The team also combed the prairie fens of Portman Nature Preserve, areas that are deliberately located far from people and trails. Despite repeated surveys by SWMLC staff, massasaugas have been seen at Portman only three times in the last 15 years, but the team remained optimistic. Joining them were Adam Austin, Research Associate with The Rattlesnake Conservancy, and filmmaker Colleen Kellogg, who is making a documentary on EMRs and the people that care about them.

Portman Nature Preserve  |  Colleen Kellogg

Again, they fanned out, using walking sticks to lift and peek under sedges, ferns, brush piles, shrubs, and logs – but the massasaugas played it cool and hid. Other reptiles were less shy, like the two very large blue racers that were found mating out in the open (get a room!). The EMRs continued to elude the searchers – until Adam nearly stepped on one! And even though it was the only EMR they found at Portman, the team were excited to also hear a chorus of spring birds, see a swarm of tiny tadpoles, find several spiny softshells and a stinkpot musk turtle, and observe assorted snake species – all shielded by the umbrella of the EMR’s federally endangered conservation status.

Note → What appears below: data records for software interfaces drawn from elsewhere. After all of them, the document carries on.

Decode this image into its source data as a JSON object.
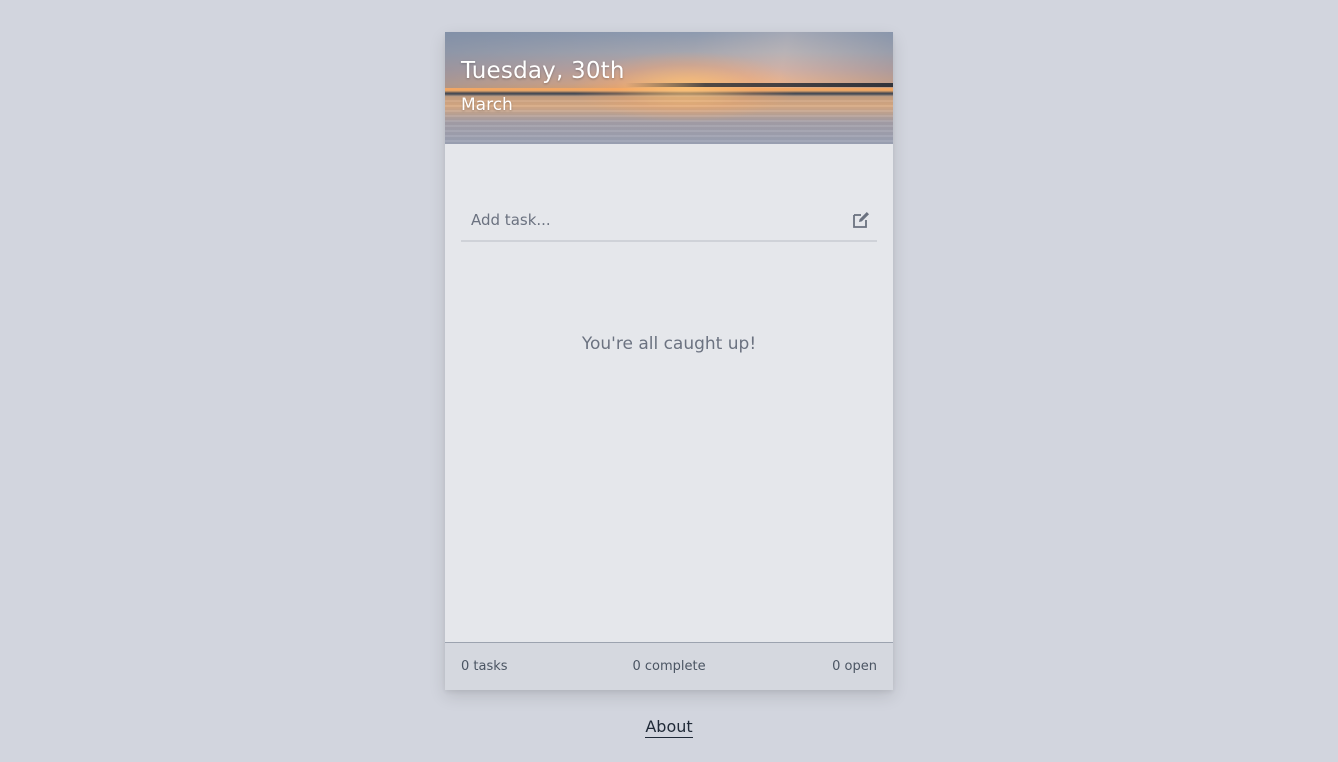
{
  "header": {
    "day_line": "Tuesday, 30th",
    "month_line": "March"
  },
  "add_task": {
    "placeholder": "Add task...",
    "value": "",
    "icon": "edit-icon"
  },
  "empty_state": {
    "message": "You're all caught up!"
  },
  "footer": {
    "tasks": "0 tasks",
    "complete": "0 complete",
    "open": "0 open"
  },
  "links": {
    "about": "About"
  },
  "colors": {
    "page_background": "#d2d5de",
    "card_background": "#e5e7eb",
    "footer_background": "#d5d8df",
    "muted_text": "#6b7280"
  }
}
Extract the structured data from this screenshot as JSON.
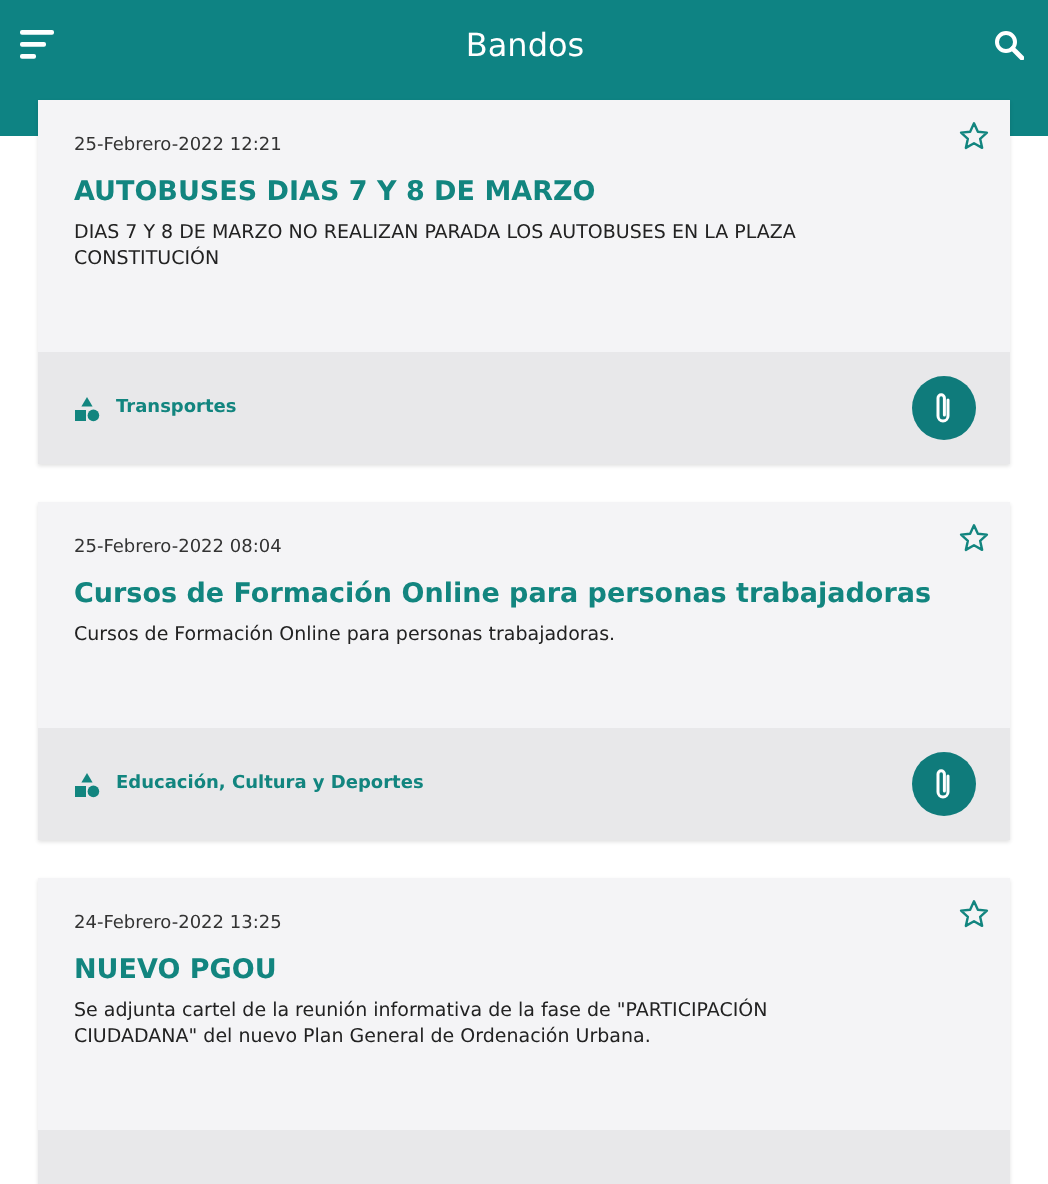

Colleen Kellogg
Colleen Kellogg
Amelia Hansen

A few week later, Mitch attended a week-long EMR survey at Edward Lowe Foundation’s (ELF) Big Rock Valley property to learn more about EMR surveying and management strategies. Fifteen years of surveys at Big Rock Valley have yielded some incredible insights into massasauga biology, population status, and conservation. A team of university researchers and staff from zoos with captive EMR breeding programs joined ELF staff for four full days of scouring the wetlands, finding a whopping 55 eastern massasauga rattlesnakes at Big Rock Valley! Seventeen had been found the previous year but 38 were found for the first time ever.

Edward Lowe Foundation  |  Mitch Lettow

State and federal permits allow ELF to collect data on size, age, condition, gender, and genetics from the EMRs found at Big Rock Valley. With his previous venomous snake handling training, Mitch was able to practice capturing and releasing snakes, and watch how professional veterinary staff process snakes safely and efficiently, including detailed protocols for sanitizing gear so as not to spread disease. Gently captured with big rubber tongs, the little snakes are placed in special bags and kept in securely locked plastic buckets. Then, designated runners carry the snakes from field to eco lab, where researchers carefully measure the animals, collect blood for genetic studies, and check to see if females have babies developing inside.

Big Rock Valley  |  Jarod Reibel
Edward Lowe Foundation  |  Mitch Lettow
Edward Lowe Foundation  |  Mitch Lettow
Edward Lowe Foundation  |  Mitch Lettow

Species surveys like these are fun, fulfilling, hard work that answer the vital questions, “what have we protected?” and “how are those plants, animals, and habitats doing?” The answers help us understand how to steward the land and take good care of the things we’ve protected so we don’t lose them or, worse, lose something we never knew we had.

Photos: Jason Byler,  Amelia Hansen,  Colleen Kellogg,  Mitch Lettow,  Jarod Reibel     |    Story: Mitch Lettow and Amelia Hansen